Aside from vast wealth and fame, all three are backing “alt- meat” – a fake meat they say has all the taste but none of the climate problems that come with traditional cattle farming.
“If you’re able to create a product that tastes, smells, feels, looks and costs the same as ground beef, yet is made from plant-based materials, it’s a very large market,” said venture capitalist Samir Kaul.
Kaul is a partner at Khosla Ventures, which along with Microsoft founder Gates, has invested millions of dollars in Impossible Foods, which produces the Impossible Burger.
Impossible because it is not meat, but part of a growing market in products that – unlike bean or Quorn burgers – simulate meat rather than just replace it with a veggie option.
The meat substitutes market will be worth nearly $6 billion by 2022, according to research firm Markets and Markets.
But industry analysts are cautious about the potential.
The United States is a nation of meat eaters – 98 per cent eat it at least once a week, according to Darren Seifer, a food consumption analyst for market research group NPD.
“For success in the food industry you have to be patient. What we eat and drink is culturally based and very habitual. It might take as long as a decade to see if there is any moving the needle,” Seifer told the Thomson Reuters Foundation.

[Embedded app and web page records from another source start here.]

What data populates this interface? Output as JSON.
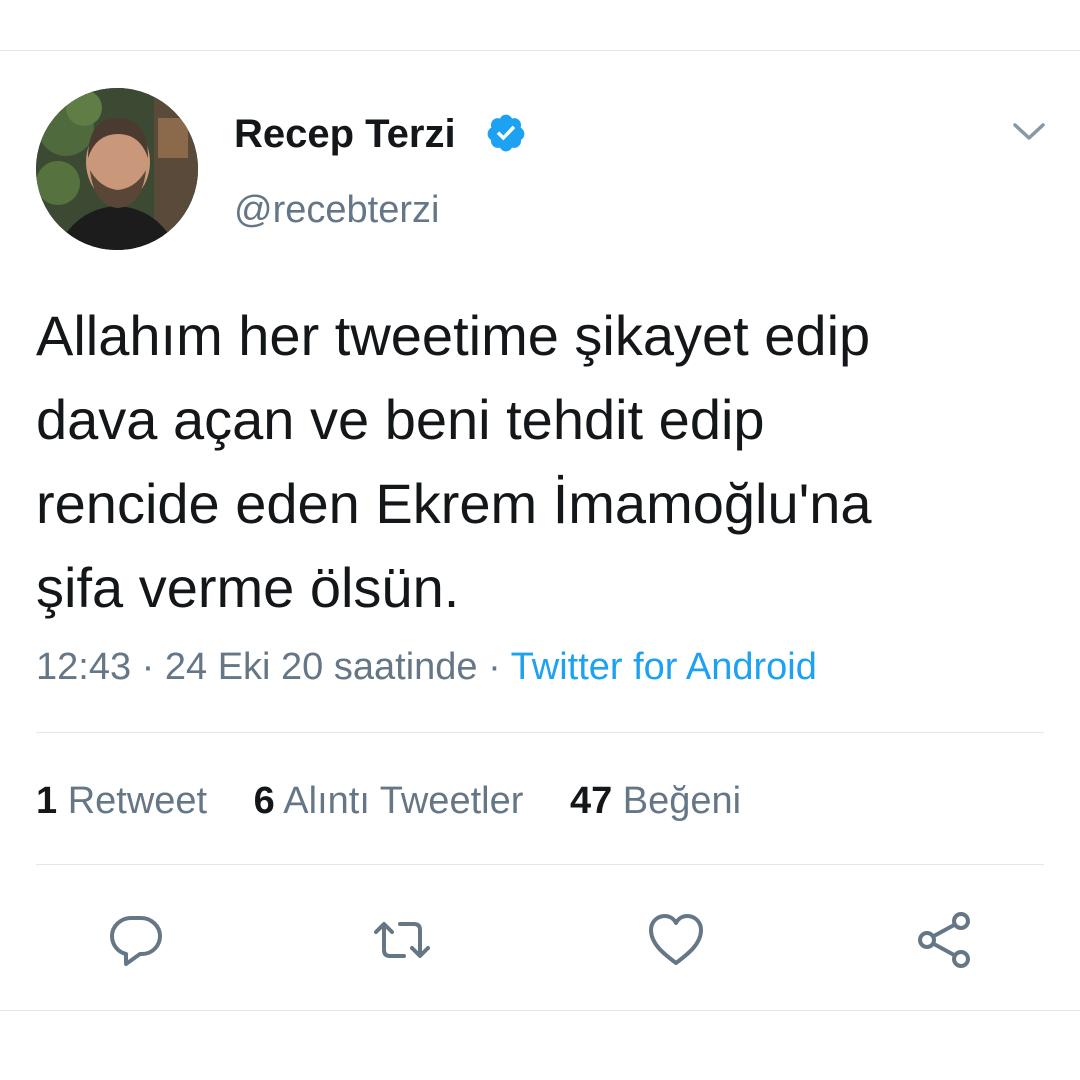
{
  "author": {
    "display_name": "Recep Terzi",
    "handle": "@recebterzi",
    "verified": true
  },
  "tweet": {
    "text_lines": [
      "Allahım her tweetime şikayet edip",
      "dava açan ve beni tehdit edip",
      "rencide eden Ekrem İmamoğlu'na",
      "şifa verme ölsün."
    ],
    "time": "12:43",
    "date_text": "24 Eki 20 saatinde",
    "separator": "·",
    "source": "Twitter for Android"
  },
  "stats": {
    "retweets_count": "1",
    "retweets_label": "Retweet",
    "quotes_count": "6",
    "quotes_label": "Alıntı Tweetler",
    "likes_count": "47",
    "likes_label": "Beğeni"
  },
  "actions": {
    "reply_icon": "reply-icon",
    "retweet_icon": "retweet-icon",
    "like_icon": "heart-icon",
    "share_icon": "share-icon"
  },
  "colors": {
    "text": "#14171a",
    "secondary": "#657786",
    "link": "#1da1f2",
    "divider": "#e1e8ed"
  }
}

There are a handful of international companies like Impossible producing meat that does not involve animals being killed, deforestation or significant production of greenhouse gases. Impossible says its burger creates 87 percent less greenhouse gas emissions than a meat equivalent.
About 80 percent of all agricultural land is dedicated to grazing or growing feed for animals, the United Nations says. The livestock industry consumes 10 percent of the world’s fresh water, while generating methane and other planet-warming emissions, and causing large-scale deforestation.

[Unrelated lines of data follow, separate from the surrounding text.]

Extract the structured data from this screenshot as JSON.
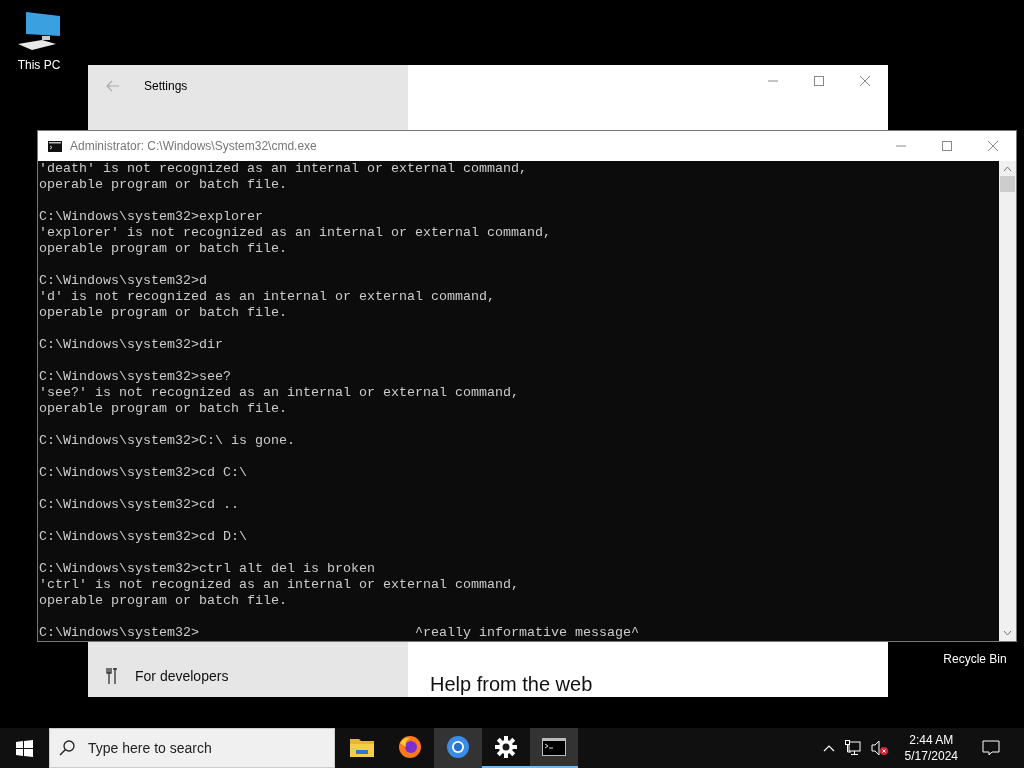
{
  "desktop_icons": [
    {
      "kind": "computer",
      "label": "This PC"
    },
    {
      "kind": "recycle",
      "label": "Recycle Bin"
    }
  ],
  "settings_window": {
    "title": "Settings",
    "sidebar_item": "For developers",
    "heading": "Help from the web"
  },
  "cmd_window": {
    "title": "Administrator: C:\\Windows\\System32\\cmd.exe",
    "blocks": [
      {
        "lines": [
          "'death' is not recognized as an internal or external command,",
          "operable program or batch file."
        ]
      },
      {
        "lines": [
          "C:\\Windows\\system32>explorer",
          "'explorer' is not recognized as an internal or external command,",
          "operable program or batch file."
        ]
      },
      {
        "lines": [
          "C:\\Windows\\system32>d",
          "'d' is not recognized as an internal or external command,",
          "operable program or batch file."
        ]
      },
      {
        "lines": [
          "C:\\Windows\\system32>dir"
        ]
      },
      {
        "lines": [
          "C:\\Windows\\system32>see?",
          "'see?' is not recognized as an internal or external command,",
          "operable program or batch file."
        ]
      },
      {
        "lines": [
          "C:\\Windows\\system32>C:\\ is gone."
        ]
      },
      {
        "lines": [
          "C:\\Windows\\system32>cd C:\\"
        ]
      },
      {
        "lines": [
          "C:\\Windows\\system32>cd .."
        ]
      },
      {
        "lines": [
          "C:\\Windows\\system32>cd D:\\"
        ]
      },
      {
        "lines": [
          "C:\\Windows\\system32>ctrl alt del is broken",
          "'ctrl' is not recognized as an internal or external command,",
          "operable program or batch file."
        ]
      }
    ],
    "prompt": "C:\\Windows\\system32>",
    "note": "^really informative message^"
  },
  "taskbar": {
    "search": {
      "placeholder": "Type here to search"
    },
    "apps": [
      {
        "kind": "folder",
        "running": false,
        "highlighted": false
      },
      {
        "kind": "firefox",
        "running": false,
        "highlighted": false
      },
      {
        "kind": "chrome",
        "running": false,
        "highlighted": true
      },
      {
        "kind": "settings",
        "running": true,
        "highlighted": false
      },
      {
        "kind": "terminal",
        "running": true,
        "highlighted": true
      }
    ],
    "time": "2:44 AM",
    "date": "5/17/2024"
  }
}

In December, Beyond Meat, whose products look like meat but are made of plants, announced they had received investment of $55m from two investors with decidedly meaty credentials.

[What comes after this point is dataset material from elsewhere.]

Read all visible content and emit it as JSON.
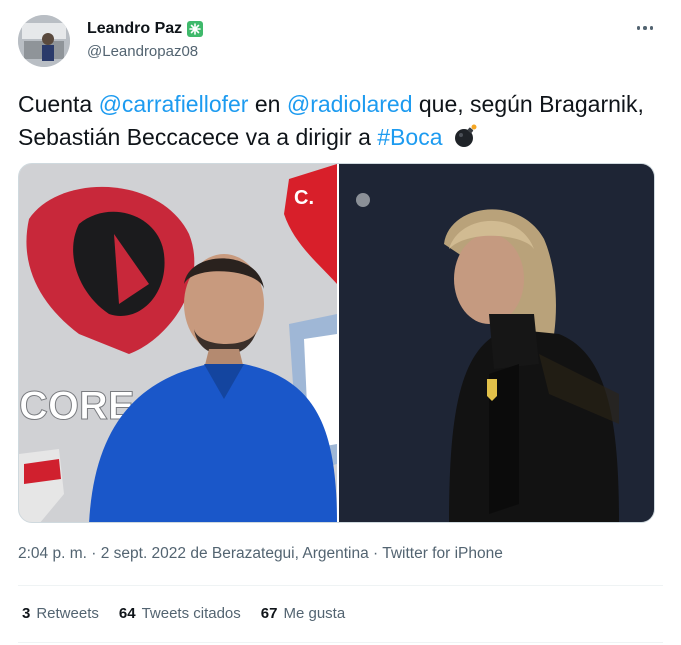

Tyson Foods, which produces a fifth of all animals eaten in the United States, was one; the other was Cleveland Avenue, a venture capital firm run by the former McDonalds Corp. CEO Don Thompson.
“There are many issues that impact upon climate change, but few as negatively as livestock,” Richard Branson wrote in a blog post explaining why he had put his money into Memphis Meats, which is growing meat from animal cells in laboratories.
In the same blog, the Virgin boss revealed he had given up beef because of rainforest degradation.
Gates too has expressed concern for the environment in a blog post entitled: ‘Is there enough meat for everyone?’
“How can we make enough meat without destroying the planet?—one solution would be to ask the biggest carnivores (Americans and others) to cut back, by as much as half,” he wrote.
The two biggest players that have gone to market in the United States – Beyond Meat and Impossible Foods – have now seen investment of more than $300 million.
full story – Reuters